Problem details: An exact reproduction of each record is required.

═══ Input for this task ═══

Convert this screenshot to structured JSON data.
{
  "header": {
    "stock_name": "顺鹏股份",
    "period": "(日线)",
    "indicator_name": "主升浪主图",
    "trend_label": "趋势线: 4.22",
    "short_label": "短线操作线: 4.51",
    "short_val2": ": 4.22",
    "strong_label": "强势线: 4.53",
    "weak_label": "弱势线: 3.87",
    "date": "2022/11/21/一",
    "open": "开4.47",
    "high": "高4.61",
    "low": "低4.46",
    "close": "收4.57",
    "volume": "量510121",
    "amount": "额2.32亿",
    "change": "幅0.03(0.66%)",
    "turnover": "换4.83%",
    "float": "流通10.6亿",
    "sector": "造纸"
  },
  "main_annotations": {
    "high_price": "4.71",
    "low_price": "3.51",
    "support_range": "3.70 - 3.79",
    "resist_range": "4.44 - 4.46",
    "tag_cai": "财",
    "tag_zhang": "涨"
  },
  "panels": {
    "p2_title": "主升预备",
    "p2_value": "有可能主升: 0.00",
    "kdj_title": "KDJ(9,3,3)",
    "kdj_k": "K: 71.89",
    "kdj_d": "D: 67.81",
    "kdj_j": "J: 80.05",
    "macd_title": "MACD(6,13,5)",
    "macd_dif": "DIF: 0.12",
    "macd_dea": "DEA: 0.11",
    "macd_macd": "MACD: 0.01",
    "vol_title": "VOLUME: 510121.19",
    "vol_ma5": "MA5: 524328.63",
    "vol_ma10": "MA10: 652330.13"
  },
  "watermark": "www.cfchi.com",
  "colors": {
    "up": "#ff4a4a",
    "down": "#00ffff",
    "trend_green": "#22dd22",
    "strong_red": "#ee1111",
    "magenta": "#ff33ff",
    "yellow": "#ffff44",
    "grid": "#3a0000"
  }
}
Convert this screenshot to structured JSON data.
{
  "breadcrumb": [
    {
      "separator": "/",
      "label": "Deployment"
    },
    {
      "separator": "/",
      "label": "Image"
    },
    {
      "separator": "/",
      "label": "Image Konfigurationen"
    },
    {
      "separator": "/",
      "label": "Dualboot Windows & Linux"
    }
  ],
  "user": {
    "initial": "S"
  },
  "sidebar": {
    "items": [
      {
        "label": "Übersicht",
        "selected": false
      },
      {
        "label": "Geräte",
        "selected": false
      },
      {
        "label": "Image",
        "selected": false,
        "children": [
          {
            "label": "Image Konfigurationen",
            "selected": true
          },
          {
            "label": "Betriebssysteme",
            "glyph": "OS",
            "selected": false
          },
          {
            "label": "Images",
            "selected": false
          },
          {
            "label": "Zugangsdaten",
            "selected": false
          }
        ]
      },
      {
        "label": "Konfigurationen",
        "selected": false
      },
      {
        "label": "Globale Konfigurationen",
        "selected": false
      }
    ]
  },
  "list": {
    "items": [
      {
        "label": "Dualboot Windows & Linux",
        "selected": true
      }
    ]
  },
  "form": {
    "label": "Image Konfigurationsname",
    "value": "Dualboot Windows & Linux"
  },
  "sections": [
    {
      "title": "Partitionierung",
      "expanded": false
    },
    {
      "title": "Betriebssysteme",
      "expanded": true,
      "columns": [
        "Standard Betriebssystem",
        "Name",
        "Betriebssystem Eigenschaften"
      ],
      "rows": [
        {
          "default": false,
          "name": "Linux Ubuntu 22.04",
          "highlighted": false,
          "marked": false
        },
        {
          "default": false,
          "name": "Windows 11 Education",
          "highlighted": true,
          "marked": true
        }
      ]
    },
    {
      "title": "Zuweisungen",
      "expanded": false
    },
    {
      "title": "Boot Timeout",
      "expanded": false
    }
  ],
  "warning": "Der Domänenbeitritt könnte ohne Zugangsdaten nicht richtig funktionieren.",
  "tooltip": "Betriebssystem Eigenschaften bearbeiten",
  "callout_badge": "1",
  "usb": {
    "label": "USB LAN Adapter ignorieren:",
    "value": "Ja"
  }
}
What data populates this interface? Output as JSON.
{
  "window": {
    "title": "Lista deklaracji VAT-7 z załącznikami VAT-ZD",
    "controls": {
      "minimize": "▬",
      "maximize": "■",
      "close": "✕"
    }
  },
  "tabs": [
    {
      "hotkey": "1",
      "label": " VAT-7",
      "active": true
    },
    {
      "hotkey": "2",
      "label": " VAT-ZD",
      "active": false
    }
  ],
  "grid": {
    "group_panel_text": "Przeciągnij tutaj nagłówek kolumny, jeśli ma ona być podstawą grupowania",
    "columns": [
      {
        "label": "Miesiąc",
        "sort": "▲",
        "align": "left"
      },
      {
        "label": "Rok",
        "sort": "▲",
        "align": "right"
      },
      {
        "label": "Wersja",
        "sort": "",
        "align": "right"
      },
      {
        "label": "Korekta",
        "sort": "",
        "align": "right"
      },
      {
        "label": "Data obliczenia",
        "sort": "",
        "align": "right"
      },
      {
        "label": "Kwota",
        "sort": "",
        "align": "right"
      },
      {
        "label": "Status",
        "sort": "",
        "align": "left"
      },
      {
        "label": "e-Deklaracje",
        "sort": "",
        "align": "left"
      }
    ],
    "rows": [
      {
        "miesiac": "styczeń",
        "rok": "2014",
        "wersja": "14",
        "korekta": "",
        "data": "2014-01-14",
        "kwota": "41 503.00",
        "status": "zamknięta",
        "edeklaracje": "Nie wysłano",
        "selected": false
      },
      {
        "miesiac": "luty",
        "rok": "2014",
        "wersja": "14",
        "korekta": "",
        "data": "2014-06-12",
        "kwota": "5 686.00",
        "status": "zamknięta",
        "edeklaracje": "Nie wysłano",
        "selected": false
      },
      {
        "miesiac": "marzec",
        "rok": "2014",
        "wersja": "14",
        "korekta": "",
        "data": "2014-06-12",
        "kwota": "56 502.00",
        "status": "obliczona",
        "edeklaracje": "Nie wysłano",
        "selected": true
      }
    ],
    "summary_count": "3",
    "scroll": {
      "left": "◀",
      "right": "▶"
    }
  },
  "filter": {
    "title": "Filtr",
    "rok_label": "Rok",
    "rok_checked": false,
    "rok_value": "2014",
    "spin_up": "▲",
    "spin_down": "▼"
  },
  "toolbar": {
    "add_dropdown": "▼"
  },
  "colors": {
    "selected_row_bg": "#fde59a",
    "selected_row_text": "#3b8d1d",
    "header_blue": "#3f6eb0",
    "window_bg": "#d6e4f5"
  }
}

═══

Answer to this task:
Convert this screenshot to structured JSON data.
{
  "header": {
    "stock_name": "顺鹏股份",
    "period": "(日线)",
    "indicator_name": "主升浪主图",
    "trend_label": "趋势线: 4.22",
    "short_label": "短线操作线: 4.51",
    "short_val2": ": 4.22",
    "strong_label": "强势线: 4.53",
    "weak_label": "弱势线: 3.87",
    "date": "2022/11/21/一",
    "open": "开4.47",
    "high": "高4.61",
    "low": "低4.46",
    "close": "收4.57",
    "volume": "量510121",
    "amount": "额2.32亿",
    "change": "幅0.03(0.66%)",
    "turnover": "换4.83%",
    "float": "流通10.6亿",
    "sector": "造纸"
  },
  "main_annotations": {
    "high_price": "4.71",
    "low_price": "3.51",
    "support_range": "3.70 - 3.79",
    "resist_range": "4.44 - 4.46",
    "tag_cai": "财",
    "tag_zhang": "涨"
  },
  "panels": {
    "p2_title": "主升预备",
    "p2_value": "有可能主升: 0.00",
    "kdj_title": "KDJ(9,3,3)",
    "kdj_k": "K: 71.89",
    "kdj_d": "D: 67.81",
    "kdj_j": "J: 80.05",
    "macd_title": "MACD(6,13,5)",
    "macd_dif": "DIF: 0.12",
    "macd_dea": "DEA: 0.11",
    "macd_macd": "MACD: 0.01",
    "vol_title": "VOLUME: 510121.19",
    "vol_ma5": "MA5: 524328.63",
    "vol_ma10": "MA10: 652330.13"
  },
  "watermark": "www.cfchi.com",
  "colors": {
    "up": "#ff4a4a",
    "down": "#00ffff",
    "trend_green": "#22dd22",
    "strong_red": "#ee1111",
    "magenta": "#ff33ff",
    "yellow": "#ffff44",
    "grid": "#3a0000"
  }
}
Convert this screenshot to structured JSON data.
{
  "breadcrumb": [
    {
      "separator": "/",
      "label": "Deployment"
    },
    {
      "separator": "/",
      "label": "Image"
    },
    {
      "separator": "/",
      "label": "Image Konfigurationen"
    },
    {
      "separator": "/",
      "label": "Dualboot Windows & Linux"
    }
  ],
  "user": {
    "initial": "S"
  },
  "sidebar": {
    "items": [
      {
        "label": "Übersicht",
        "selected": false
      },
      {
        "label": "Geräte",
        "selected": false
      },
      {
        "label": "Image",
        "selected": false,
        "children": [
          {
            "label": "Image Konfigurationen",
            "selected": true
          },
          {
            "label": "Betriebssysteme",
            "glyph": "OS",
            "selected": false
          },
          {
            "label": "Images",
            "selected": false
          },
          {
            "label": "Zugangsdaten",
            "selected": false
          }
        ]
      },
      {
        "label": "Konfigurationen",
        "selected": false
      },
      {
        "label": "Globale Konfigurationen",
        "selected": false
      }
    ]
  },
  "list": {
    "items": [
      {
        "label": "Dualboot Windows & Linux",
        "selected": true
      }
    ]
  },
  "form": {
    "label": "Image Konfigurationsname",
    "value": "Dualboot Windows & Linux"
  },
  "sections": [
    {
      "title": "Partitionierung",
      "expanded": false
    },
    {
      "title": "Betriebssysteme",
      "expanded": true,
      "columns": [
        "Standard Betriebssystem",
        "Name",
        "Betriebssystem Eigenschaften"
      ],
      "rows": [
        {
          "default": false,
          "name": "Linux Ubuntu 22.04",
          "highlighted": false,
          "marked": false
        },
        {
          "default": false,
          "name": "Windows 11 Education",
          "highlighted": true,
          "marked": true
        }
      ]
    },
    {
      "title": "Zuweisungen",
      "expanded": false
    },
    {
      "title": "Boot Timeout",
      "expanded": false
    }
  ],
  "warning": "Der Domänenbeitritt könnte ohne Zugangsdaten nicht richtig funktionieren.",
  "tooltip": "Betriebssystem Eigenschaften bearbeiten",
  "callout_badge": "1",
  "usb": {
    "label": "USB LAN Adapter ignorieren:",
    "value": "Ja"
  }
}
What data populates this interface? Output as JSON.
{
  "window": {
    "title": "Lista deklaracji VAT-7 z załącznikami VAT-ZD",
    "controls": {
      "minimize": "▬",
      "maximize": "■",
      "close": "✕"
    }
  },
  "tabs": [
    {
      "hotkey": "1",
      "label": " VAT-7",
      "active": true
    },
    {
      "hotkey": "2",
      "label": " VAT-ZD",
      "active": false
    }
  ],
  "grid": {
    "group_panel_text": "Przeciągnij tutaj nagłówek kolumny, jeśli ma ona być podstawą grupowania",
    "columns": [
      {
        "label": "Miesiąc",
        "sort": "▲",
        "align": "left"
      },
      {
        "label": "Rok",
        "sort": "▲",
        "align": "right"
      },
      {
        "label": "Wersja",
        "sort": "",
        "align": "right"
      },
      {
        "label": "Korekta",
        "sort": "",
        "align": "right"
      },
      {
        "label": "Data obliczenia",
        "sort": "",
        "align": "right"
      },
      {
        "label": "Kwota",
        "sort": "",
        "align": "right"
      },
      {
        "label": "Status",
        "sort": "",
        "align": "left"
      },
      {
        "label": "e-Deklaracje",
        "sort": "",
        "align": "left"
      }
    ],
    "rows": [
      {
        "miesiac": "styczeń",
        "rok": "2014",
        "wersja": "14",
        "korekta": "",
        "data": "2014-01-14",
        "kwota": "41 503.00",
        "status": "zamknięta",
        "edeklaracje": "Nie wysłano",
        "selected": false
      },
      {
        "miesiac": "luty",
        "rok": "2014",
        "wersja": "14",
        "korekta": "",
        "data": "2014-06-12",
        "kwota": "5 686.00",
        "status": "zamknięta",
        "edeklaracje": "Nie wysłano",
        "selected": false
      },
      {
        "miesiac": "marzec",
        "rok": "2014",
        "wersja": "14",
        "korekta": "",
        "data": "2014-06-12",
        "kwota": "56 502.00",
        "status": "obliczona",
        "edeklaracje": "Nie wysłano",
        "selected": true
      }
    ],
    "summary_count": "3",
    "scroll": {
      "left": "◀",
      "right": "▶"
    }
  },
  "filter": {
    "title": "Filtr",
    "rok_label": "Rok",
    "rok_checked": false,
    "rok_value": "2014",
    "spin_up": "▲",
    "spin_down": "▼"
  },
  "toolbar": {
    "add_dropdown": "▼"
  },
  "colors": {
    "selected_row_bg": "#fde59a",
    "selected_row_text": "#3b8d1d",
    "header_blue": "#3f6eb0",
    "window_bg": "#d6e4f5"
  }
}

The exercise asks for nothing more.